Jupiter's 4 Galilean moons, in a composite image comparing their sizes and the size of Jupiter (Great Red Spot visible). From the top, they are Io, Europa, Ganymede and Callisto.

The Galilean moons are the four moons of Jupiter discovered by Galileo Galilei. By far the largest of the many moons of Jupiter, they were visible with the low-power telescope he invented. They were first observed by Galileo on January 7, 1610.

Galileo observed the moons' motion over several days and realized that they were in orbit around Jupiter.

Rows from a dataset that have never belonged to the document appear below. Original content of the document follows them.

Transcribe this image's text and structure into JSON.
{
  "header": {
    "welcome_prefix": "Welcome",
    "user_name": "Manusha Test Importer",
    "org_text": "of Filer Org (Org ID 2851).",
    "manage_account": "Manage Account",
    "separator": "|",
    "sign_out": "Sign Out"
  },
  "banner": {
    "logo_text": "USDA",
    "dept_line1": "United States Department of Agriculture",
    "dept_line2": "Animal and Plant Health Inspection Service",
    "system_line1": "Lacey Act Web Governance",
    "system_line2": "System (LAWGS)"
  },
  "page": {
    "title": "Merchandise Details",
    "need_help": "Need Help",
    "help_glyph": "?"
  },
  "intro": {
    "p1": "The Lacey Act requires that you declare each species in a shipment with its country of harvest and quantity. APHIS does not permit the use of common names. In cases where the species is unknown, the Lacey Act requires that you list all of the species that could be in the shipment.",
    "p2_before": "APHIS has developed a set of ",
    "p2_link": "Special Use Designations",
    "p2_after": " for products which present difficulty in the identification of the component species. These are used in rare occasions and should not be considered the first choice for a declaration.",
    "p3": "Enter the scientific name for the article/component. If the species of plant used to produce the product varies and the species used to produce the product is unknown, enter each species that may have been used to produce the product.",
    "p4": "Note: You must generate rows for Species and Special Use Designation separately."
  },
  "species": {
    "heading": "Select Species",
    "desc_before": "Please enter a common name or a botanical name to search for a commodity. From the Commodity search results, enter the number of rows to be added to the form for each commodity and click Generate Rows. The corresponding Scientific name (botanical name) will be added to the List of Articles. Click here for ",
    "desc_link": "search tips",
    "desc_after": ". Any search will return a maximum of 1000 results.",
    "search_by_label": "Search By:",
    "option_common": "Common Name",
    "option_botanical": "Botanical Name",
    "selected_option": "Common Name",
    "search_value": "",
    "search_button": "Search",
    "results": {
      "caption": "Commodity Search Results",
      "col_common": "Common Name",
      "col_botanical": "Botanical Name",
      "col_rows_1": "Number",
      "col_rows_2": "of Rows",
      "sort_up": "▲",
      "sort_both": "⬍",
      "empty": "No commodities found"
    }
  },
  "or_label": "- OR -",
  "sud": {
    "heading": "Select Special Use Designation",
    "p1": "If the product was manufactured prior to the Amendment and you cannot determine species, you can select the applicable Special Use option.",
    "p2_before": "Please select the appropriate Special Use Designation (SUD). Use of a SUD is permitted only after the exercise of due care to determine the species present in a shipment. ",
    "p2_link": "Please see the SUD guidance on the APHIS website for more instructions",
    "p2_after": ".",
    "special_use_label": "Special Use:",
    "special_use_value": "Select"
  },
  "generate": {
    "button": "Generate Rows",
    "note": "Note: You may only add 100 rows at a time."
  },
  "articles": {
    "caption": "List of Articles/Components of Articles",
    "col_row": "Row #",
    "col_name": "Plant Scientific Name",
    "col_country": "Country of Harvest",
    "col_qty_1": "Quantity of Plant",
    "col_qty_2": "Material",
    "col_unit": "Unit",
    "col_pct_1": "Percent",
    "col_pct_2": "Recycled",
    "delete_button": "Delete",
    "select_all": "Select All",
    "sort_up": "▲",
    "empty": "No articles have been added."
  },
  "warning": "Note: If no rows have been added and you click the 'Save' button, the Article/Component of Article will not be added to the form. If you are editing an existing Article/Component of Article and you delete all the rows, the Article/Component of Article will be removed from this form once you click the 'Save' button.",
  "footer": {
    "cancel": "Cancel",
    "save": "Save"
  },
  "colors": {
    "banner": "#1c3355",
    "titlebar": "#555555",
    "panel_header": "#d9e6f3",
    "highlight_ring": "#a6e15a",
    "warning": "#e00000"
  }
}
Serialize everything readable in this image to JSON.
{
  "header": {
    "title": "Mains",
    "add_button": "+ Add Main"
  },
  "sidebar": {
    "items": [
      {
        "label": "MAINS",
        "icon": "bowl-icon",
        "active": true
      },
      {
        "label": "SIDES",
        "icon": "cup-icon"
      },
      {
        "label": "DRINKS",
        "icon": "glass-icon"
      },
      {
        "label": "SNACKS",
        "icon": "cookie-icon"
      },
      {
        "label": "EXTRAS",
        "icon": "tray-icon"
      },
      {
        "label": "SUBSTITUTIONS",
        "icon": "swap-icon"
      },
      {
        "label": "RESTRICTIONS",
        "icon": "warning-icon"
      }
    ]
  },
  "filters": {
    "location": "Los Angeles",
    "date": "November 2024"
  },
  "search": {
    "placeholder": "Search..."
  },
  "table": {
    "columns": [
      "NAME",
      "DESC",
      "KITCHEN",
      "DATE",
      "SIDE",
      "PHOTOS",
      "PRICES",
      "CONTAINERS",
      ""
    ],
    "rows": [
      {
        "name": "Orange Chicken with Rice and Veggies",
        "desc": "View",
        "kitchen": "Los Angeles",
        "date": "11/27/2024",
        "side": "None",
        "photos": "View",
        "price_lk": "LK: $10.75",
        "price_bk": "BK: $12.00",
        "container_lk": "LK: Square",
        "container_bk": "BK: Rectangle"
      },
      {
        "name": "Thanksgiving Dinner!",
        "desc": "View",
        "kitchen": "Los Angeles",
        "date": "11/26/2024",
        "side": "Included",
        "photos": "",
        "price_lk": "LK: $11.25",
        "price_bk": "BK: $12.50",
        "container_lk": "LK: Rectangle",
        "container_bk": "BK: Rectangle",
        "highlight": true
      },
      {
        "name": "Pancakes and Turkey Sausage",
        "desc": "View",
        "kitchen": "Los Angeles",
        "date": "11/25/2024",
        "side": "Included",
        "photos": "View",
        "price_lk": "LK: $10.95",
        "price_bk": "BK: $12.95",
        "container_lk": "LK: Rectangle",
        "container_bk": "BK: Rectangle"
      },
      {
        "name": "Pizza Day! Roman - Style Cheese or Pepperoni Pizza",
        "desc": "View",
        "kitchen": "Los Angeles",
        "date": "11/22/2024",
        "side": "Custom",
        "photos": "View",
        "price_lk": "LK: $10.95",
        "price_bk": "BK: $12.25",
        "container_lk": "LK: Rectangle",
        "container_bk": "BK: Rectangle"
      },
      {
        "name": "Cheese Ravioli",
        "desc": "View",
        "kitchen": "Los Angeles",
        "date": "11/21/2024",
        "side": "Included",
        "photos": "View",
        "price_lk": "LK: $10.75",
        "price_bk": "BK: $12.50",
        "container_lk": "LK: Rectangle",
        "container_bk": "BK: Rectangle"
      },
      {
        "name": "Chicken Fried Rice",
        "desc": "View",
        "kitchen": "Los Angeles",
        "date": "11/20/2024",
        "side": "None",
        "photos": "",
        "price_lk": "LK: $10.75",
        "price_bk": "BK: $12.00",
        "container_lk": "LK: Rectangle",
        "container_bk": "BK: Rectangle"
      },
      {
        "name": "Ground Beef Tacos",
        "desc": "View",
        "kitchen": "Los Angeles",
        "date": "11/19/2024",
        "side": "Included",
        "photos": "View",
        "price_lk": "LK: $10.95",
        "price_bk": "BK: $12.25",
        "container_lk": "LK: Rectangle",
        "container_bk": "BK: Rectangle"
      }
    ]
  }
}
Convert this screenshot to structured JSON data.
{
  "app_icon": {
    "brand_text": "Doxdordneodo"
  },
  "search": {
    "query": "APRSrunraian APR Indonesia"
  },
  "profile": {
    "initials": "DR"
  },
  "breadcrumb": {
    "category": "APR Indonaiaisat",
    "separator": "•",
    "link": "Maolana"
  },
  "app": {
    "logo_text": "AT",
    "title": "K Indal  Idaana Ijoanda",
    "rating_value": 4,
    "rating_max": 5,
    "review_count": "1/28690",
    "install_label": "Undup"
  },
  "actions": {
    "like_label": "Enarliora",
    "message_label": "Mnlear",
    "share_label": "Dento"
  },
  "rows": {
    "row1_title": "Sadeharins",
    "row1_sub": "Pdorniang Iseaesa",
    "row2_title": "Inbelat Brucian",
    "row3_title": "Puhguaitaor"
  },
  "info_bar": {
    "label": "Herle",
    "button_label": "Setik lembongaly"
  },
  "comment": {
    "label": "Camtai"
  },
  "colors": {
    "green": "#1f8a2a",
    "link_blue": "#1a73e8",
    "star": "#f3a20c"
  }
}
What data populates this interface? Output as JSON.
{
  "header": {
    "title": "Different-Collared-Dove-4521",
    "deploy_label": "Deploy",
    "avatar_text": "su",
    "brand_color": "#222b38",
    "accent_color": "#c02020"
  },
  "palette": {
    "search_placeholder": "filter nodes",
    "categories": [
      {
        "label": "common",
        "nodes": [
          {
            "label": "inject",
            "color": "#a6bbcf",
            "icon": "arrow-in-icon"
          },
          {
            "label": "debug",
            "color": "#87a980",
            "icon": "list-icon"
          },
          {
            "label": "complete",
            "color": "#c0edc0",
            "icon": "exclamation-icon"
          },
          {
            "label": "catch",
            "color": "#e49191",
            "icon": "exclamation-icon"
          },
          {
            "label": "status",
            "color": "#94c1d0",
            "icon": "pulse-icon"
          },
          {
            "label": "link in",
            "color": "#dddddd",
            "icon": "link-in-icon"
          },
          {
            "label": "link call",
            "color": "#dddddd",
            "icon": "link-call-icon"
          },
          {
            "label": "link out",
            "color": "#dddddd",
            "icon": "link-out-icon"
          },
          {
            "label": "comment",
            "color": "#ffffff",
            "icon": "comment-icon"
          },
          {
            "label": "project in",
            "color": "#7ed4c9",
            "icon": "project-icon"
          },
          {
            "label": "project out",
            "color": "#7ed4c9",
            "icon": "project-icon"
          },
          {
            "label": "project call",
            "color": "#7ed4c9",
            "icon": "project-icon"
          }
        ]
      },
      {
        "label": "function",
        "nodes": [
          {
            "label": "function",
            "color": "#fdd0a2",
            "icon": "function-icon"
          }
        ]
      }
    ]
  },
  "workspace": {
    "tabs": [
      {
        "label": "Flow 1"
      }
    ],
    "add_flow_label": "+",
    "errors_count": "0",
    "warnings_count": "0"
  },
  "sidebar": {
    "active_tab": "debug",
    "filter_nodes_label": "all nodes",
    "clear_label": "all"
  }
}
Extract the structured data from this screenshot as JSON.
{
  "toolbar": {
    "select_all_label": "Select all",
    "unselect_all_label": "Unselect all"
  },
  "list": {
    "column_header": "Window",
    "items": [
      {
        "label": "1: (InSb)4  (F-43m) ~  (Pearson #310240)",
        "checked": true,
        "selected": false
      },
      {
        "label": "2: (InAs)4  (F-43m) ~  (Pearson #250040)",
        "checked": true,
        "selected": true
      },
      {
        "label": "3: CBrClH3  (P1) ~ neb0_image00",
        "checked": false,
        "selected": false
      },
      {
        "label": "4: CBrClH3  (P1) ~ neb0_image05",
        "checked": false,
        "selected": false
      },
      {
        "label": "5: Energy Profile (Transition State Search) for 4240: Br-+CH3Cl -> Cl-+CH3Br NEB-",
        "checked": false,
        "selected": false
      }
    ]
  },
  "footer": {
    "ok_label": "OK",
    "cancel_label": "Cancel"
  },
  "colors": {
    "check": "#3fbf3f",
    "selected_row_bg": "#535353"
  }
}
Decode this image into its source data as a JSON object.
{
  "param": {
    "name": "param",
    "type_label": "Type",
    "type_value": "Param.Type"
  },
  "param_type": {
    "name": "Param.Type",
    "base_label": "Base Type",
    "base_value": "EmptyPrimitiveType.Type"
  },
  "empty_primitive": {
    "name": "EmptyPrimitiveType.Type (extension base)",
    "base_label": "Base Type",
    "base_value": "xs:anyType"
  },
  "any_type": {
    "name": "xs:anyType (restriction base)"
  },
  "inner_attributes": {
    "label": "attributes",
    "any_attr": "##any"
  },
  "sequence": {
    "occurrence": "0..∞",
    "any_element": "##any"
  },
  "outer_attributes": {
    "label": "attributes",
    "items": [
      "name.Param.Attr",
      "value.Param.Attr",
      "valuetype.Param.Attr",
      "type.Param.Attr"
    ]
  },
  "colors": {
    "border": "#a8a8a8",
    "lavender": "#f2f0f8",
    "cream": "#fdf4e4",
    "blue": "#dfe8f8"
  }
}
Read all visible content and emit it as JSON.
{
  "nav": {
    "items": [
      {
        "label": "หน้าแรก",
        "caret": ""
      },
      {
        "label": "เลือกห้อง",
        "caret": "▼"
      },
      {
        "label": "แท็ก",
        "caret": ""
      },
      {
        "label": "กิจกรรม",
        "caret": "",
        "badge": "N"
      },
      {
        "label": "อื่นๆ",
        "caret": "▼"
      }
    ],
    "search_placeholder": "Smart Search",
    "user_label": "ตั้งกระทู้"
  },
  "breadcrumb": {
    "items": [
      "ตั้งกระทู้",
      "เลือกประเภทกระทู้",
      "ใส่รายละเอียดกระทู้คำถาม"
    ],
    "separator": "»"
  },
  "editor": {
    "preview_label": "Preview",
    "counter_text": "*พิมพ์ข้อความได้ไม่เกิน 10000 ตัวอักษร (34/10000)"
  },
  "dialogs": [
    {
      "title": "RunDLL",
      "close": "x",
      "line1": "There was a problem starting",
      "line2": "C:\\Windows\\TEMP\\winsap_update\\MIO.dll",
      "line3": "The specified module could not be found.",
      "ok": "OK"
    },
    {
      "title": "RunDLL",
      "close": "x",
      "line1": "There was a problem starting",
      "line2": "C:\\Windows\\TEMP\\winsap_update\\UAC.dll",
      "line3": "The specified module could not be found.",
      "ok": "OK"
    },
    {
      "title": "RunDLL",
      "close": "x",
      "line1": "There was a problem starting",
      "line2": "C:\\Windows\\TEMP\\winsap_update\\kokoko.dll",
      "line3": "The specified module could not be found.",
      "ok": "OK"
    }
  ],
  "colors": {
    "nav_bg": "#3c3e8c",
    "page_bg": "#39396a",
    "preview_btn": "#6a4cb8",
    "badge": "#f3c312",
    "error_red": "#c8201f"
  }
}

This discovery supported the heliocentric theory of Copernicus and showed that not everything revolves around the Earth.

In order from closest to Jupiter to farthest away, they are:

Group Name Diameter (km) Mass (kg) Mean orbital
radius (km)
Orbital period
2 Io 3632 8.92×1022 421,600 1.76 days
Europa 3138 4.8×1022 670,900 3.55 days
Ganymede 5262 1.49×1023 1,070,000 7.16 days
Callisto 4820 1.08×1023 1,883,000 16.69 days

See also: Jupiter's moons